= EXERCISE GOAL =
Scan the records for the string "şikayetçi", then copy each line that has it.
☆ ☆ ☆
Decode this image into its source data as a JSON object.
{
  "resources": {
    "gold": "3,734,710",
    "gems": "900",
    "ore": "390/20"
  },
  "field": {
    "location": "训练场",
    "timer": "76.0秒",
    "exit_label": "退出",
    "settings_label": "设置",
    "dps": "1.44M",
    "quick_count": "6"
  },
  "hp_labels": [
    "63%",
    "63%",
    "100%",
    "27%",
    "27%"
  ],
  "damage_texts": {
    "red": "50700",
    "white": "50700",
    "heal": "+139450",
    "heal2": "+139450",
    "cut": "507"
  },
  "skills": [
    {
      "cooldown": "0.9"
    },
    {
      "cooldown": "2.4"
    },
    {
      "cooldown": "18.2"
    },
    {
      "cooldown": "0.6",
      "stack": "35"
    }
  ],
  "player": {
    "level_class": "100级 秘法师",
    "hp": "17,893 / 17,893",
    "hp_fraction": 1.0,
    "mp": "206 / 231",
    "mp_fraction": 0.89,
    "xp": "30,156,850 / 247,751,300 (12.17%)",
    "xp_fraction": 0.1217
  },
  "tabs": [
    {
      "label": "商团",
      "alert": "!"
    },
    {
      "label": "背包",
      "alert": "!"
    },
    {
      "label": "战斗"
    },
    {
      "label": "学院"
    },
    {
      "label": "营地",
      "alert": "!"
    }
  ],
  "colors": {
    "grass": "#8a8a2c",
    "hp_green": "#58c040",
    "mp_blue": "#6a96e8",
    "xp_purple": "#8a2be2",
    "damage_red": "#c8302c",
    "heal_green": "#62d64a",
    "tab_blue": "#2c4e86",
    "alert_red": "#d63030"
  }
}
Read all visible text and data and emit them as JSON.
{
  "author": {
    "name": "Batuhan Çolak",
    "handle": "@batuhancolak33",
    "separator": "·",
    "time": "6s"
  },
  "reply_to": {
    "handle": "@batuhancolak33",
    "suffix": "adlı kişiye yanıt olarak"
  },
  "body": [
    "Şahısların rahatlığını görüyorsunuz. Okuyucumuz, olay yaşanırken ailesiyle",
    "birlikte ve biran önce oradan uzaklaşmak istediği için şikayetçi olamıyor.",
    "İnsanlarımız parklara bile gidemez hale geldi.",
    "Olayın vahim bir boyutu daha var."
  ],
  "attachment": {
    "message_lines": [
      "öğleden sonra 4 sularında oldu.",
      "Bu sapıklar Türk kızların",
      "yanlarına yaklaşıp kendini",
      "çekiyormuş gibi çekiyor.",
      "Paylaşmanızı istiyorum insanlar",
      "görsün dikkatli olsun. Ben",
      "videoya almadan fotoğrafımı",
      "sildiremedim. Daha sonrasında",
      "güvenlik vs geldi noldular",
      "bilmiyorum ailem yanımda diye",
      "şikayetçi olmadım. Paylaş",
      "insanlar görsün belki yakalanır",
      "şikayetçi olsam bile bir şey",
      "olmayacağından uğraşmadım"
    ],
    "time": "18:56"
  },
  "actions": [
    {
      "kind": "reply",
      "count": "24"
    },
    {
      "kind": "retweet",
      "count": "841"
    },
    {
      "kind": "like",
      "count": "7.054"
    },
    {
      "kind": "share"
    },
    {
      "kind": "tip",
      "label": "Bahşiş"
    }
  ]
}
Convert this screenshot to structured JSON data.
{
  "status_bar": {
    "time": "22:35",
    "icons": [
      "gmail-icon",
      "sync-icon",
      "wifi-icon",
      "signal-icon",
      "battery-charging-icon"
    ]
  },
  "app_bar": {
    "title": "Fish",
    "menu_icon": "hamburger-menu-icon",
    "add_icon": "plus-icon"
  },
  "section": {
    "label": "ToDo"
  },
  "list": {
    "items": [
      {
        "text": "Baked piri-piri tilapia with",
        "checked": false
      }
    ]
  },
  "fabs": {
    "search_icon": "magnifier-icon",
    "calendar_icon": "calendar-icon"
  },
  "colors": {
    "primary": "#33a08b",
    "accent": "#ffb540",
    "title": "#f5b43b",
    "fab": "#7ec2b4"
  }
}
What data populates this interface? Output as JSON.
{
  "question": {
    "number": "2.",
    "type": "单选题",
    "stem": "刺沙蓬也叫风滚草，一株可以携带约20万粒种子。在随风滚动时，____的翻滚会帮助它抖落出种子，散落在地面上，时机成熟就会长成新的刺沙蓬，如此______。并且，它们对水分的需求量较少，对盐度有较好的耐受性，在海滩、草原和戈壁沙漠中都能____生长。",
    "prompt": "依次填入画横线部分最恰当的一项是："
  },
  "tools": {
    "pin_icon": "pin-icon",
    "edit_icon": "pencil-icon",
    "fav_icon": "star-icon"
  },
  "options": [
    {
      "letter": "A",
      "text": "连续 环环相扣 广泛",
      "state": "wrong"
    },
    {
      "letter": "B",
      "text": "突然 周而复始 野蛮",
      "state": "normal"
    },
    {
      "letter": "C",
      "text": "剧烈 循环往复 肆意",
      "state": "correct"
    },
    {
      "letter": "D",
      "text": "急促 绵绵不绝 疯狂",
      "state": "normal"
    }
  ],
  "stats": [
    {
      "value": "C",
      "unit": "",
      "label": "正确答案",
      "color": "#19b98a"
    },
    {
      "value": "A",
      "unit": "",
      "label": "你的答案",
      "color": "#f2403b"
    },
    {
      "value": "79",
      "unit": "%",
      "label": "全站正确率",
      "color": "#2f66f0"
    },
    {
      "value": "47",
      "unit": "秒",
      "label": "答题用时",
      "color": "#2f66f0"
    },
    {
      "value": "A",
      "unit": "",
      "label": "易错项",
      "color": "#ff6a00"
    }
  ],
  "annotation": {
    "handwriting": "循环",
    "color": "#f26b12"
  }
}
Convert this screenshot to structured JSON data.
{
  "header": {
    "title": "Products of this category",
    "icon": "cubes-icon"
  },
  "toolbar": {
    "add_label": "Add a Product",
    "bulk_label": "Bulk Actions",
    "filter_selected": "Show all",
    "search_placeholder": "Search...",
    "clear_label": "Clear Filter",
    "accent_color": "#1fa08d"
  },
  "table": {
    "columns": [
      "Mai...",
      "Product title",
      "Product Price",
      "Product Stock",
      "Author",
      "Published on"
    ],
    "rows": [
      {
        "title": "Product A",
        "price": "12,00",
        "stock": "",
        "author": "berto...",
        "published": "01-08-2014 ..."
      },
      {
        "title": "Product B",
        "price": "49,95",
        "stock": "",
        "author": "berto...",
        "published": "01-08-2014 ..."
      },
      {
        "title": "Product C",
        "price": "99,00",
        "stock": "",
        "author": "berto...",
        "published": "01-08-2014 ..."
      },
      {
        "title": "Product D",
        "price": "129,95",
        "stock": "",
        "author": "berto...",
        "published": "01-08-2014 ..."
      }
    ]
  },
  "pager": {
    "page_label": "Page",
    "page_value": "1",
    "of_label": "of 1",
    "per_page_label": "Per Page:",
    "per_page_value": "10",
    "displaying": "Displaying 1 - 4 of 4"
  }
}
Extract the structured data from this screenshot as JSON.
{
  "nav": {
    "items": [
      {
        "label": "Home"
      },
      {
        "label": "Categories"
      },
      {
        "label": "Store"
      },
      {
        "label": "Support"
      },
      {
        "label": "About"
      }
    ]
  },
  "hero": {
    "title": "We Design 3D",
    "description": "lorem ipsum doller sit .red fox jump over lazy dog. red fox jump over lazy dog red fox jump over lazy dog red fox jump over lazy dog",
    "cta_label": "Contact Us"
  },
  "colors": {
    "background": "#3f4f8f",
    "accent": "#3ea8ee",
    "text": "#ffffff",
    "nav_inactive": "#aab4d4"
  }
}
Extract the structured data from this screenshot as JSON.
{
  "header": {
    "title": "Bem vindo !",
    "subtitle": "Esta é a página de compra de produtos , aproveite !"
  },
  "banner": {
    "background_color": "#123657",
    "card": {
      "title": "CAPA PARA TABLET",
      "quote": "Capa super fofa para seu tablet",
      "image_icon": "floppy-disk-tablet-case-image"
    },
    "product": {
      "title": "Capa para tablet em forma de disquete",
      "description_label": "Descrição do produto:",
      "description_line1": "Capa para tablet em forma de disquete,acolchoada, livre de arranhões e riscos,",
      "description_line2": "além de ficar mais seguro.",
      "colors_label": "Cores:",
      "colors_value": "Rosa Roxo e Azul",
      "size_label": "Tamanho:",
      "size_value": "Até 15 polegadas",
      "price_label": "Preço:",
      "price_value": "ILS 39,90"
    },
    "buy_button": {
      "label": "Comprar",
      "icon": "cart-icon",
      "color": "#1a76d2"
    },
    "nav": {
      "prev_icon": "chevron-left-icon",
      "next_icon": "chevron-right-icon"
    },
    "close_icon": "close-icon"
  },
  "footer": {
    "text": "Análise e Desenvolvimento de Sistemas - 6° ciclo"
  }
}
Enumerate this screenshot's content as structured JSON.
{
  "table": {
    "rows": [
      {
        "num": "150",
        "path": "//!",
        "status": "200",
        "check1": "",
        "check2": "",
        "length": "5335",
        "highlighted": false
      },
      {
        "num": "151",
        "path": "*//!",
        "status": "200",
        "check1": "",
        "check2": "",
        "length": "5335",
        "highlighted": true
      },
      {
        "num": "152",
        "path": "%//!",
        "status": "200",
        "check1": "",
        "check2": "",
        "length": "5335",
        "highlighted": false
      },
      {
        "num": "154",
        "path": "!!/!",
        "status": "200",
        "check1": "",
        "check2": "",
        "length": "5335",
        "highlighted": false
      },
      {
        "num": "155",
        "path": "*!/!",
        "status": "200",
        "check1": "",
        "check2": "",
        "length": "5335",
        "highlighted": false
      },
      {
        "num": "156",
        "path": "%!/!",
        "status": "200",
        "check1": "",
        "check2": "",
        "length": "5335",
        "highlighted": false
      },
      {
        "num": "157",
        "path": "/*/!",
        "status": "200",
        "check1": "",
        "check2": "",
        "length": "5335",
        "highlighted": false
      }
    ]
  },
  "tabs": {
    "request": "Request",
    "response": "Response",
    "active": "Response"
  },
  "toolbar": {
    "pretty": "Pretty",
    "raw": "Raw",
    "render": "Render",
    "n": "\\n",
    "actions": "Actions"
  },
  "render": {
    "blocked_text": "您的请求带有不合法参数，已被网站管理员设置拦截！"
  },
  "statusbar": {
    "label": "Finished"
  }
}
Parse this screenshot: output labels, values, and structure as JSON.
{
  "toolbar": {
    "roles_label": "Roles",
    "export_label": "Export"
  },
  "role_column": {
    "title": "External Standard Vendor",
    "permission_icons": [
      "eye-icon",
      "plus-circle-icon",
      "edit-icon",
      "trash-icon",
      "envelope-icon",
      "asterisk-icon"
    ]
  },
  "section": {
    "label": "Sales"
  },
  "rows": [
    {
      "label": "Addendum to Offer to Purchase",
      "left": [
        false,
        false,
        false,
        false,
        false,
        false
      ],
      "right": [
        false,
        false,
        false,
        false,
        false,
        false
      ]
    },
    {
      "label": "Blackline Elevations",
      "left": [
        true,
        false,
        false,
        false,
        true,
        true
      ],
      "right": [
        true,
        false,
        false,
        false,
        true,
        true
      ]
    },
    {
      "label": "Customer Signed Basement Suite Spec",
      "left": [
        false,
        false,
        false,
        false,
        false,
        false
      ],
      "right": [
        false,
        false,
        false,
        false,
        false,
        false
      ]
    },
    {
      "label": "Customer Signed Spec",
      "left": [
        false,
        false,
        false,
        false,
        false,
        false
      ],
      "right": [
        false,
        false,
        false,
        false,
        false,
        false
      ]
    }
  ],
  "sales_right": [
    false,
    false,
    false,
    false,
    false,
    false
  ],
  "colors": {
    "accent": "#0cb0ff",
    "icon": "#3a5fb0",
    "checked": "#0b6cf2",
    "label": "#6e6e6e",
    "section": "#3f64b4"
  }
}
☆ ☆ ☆
= RESULT FOR THIS TASK =
    "birlikte ve biran önce oradan uzaklaşmak istediği için şikayetçi olamıyor.",
      "şikayetçi olmadım. Paylaş",
      "şikayetçi olsam bile bir şey",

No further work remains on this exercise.